__WHAT IS REQUIRED__: The answer must be every line from the entries below that contains "Segment".

__SUPPLIED MATERIAL__:
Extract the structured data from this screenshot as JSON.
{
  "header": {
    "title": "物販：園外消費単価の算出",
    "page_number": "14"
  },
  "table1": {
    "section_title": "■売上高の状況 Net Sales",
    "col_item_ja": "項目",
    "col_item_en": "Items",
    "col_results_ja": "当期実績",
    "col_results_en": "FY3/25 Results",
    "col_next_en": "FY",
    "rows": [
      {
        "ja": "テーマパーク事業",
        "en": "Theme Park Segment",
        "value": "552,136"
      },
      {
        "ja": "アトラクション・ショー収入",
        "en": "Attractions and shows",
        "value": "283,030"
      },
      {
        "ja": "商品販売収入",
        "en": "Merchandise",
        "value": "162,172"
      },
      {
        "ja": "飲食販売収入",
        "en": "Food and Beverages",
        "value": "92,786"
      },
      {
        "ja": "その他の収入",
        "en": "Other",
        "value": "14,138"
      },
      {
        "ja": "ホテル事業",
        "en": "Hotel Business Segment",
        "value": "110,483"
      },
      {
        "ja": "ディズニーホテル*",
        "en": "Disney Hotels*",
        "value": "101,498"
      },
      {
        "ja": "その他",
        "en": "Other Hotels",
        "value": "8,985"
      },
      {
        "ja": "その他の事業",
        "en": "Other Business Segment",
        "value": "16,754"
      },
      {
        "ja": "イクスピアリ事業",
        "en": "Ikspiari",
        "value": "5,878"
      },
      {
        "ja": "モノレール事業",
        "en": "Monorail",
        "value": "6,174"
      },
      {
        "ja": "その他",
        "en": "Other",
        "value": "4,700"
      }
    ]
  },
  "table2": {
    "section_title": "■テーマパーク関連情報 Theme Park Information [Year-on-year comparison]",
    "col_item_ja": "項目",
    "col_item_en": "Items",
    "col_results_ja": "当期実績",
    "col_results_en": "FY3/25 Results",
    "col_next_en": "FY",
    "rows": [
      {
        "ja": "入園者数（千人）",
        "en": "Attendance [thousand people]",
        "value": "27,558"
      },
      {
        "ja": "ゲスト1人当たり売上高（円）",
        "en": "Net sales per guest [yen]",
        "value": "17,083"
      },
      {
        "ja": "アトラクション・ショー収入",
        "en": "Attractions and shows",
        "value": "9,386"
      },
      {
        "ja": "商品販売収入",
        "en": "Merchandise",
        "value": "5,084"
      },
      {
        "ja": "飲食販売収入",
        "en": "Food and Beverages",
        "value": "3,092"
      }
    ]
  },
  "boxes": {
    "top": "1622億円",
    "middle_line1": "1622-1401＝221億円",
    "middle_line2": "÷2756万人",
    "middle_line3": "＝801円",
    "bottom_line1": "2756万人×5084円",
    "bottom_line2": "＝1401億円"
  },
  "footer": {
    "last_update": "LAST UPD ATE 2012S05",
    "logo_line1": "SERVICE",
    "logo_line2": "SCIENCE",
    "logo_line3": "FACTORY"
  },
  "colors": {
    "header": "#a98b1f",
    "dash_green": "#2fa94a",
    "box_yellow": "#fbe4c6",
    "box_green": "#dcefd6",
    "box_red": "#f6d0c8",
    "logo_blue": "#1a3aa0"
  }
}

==

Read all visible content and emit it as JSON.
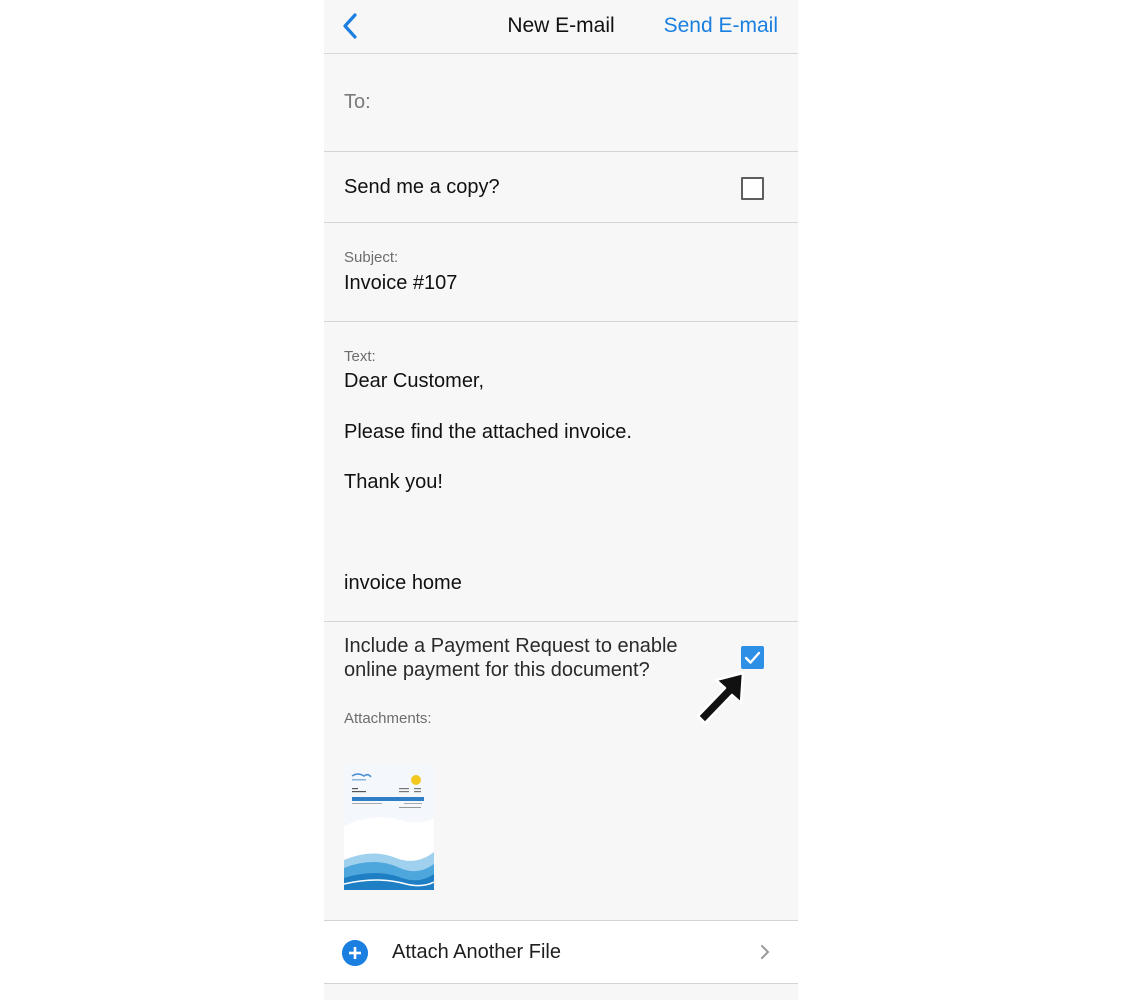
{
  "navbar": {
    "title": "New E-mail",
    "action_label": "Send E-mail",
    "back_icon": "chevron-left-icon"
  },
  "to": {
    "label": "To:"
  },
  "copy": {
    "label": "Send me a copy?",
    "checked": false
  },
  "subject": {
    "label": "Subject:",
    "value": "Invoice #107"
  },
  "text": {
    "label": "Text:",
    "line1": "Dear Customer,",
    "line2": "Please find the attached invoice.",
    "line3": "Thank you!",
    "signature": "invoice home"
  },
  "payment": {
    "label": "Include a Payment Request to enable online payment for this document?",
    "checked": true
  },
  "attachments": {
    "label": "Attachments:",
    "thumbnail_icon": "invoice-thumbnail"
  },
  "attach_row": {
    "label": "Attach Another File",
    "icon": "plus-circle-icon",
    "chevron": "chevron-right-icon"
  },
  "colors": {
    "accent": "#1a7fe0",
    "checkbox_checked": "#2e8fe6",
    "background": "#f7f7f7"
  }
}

__FINAL ANSWER__:
        "en": "Theme Park Segment",
        "en": "Hotel Business Segment",
        "en": "Other Business Segment",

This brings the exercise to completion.